▶ _PROBLEM TO WORK ON_
Please go through the records below and return every line holding the word "東京消防庁杉並消防署総務課".
== Segment start ==
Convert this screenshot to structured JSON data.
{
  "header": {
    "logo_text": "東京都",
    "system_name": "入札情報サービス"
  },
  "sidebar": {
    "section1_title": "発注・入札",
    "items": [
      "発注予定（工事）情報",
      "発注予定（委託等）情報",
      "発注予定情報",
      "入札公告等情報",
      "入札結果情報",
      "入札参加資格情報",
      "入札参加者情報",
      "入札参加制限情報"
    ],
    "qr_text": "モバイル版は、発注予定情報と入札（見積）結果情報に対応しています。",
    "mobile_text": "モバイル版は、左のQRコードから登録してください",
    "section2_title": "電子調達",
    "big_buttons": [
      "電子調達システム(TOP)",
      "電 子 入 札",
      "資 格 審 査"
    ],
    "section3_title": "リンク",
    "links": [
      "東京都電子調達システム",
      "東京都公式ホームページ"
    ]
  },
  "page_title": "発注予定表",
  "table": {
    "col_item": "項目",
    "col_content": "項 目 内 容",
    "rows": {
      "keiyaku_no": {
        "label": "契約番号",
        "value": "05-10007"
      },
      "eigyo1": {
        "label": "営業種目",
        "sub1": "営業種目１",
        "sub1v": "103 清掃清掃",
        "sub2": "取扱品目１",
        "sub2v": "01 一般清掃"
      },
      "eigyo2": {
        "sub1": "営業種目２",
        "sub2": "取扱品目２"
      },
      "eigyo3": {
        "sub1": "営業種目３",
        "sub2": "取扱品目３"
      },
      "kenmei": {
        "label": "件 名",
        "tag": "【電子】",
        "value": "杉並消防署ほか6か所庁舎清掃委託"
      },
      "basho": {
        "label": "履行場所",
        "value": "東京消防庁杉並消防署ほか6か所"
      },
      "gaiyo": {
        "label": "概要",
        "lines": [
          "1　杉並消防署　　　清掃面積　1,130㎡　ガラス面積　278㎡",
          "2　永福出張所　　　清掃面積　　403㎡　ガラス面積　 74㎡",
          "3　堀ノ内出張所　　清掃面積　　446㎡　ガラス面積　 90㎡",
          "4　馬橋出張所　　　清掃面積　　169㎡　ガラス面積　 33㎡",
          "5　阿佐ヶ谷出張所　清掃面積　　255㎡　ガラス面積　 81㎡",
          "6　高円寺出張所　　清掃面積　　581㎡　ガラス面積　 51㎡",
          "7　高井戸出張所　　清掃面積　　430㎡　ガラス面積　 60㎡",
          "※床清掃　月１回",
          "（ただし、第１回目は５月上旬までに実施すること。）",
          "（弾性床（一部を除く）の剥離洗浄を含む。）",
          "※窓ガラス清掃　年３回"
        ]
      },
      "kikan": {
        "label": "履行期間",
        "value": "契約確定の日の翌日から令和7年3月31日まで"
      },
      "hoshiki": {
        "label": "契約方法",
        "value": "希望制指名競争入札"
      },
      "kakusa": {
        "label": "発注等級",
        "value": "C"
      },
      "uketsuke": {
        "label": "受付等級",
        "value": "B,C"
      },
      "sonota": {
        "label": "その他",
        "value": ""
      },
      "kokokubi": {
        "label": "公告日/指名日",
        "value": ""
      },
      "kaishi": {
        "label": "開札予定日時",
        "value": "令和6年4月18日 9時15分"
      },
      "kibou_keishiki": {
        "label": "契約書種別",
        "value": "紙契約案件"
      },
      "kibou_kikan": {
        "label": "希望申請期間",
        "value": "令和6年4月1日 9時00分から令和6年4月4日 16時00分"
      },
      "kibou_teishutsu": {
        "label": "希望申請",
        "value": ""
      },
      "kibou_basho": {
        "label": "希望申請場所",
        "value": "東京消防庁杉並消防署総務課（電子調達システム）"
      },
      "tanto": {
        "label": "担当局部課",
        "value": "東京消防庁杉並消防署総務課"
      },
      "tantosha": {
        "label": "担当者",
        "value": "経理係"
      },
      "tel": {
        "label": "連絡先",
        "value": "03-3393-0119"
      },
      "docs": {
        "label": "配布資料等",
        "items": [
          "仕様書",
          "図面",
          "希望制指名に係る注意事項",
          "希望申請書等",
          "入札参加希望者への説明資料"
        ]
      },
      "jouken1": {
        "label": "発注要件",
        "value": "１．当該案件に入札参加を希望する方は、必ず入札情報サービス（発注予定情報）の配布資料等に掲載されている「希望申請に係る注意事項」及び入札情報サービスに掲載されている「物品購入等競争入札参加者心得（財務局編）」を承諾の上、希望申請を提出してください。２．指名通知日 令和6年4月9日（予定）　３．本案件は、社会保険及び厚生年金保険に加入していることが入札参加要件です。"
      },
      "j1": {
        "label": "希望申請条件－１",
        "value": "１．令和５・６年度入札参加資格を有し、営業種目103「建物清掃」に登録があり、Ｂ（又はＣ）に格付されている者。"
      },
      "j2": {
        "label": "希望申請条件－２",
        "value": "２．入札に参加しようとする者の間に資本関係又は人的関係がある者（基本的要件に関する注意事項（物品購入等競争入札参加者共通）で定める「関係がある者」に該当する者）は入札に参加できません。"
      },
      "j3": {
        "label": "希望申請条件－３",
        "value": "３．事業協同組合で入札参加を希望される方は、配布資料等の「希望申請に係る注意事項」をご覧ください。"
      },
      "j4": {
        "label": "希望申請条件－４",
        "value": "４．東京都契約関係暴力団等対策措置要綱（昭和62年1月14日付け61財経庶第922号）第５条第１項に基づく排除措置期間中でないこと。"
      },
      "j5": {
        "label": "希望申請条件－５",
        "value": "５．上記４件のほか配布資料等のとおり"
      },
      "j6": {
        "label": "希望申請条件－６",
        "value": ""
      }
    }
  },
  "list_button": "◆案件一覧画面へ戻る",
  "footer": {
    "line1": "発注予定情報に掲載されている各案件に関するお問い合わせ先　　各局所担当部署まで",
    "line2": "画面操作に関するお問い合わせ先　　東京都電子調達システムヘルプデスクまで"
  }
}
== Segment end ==
▶ _RESULT_
        "value": "東京消防庁杉並消防署総務課（電子調達システム）"
        "value": "東京消防庁杉並消防署総務課"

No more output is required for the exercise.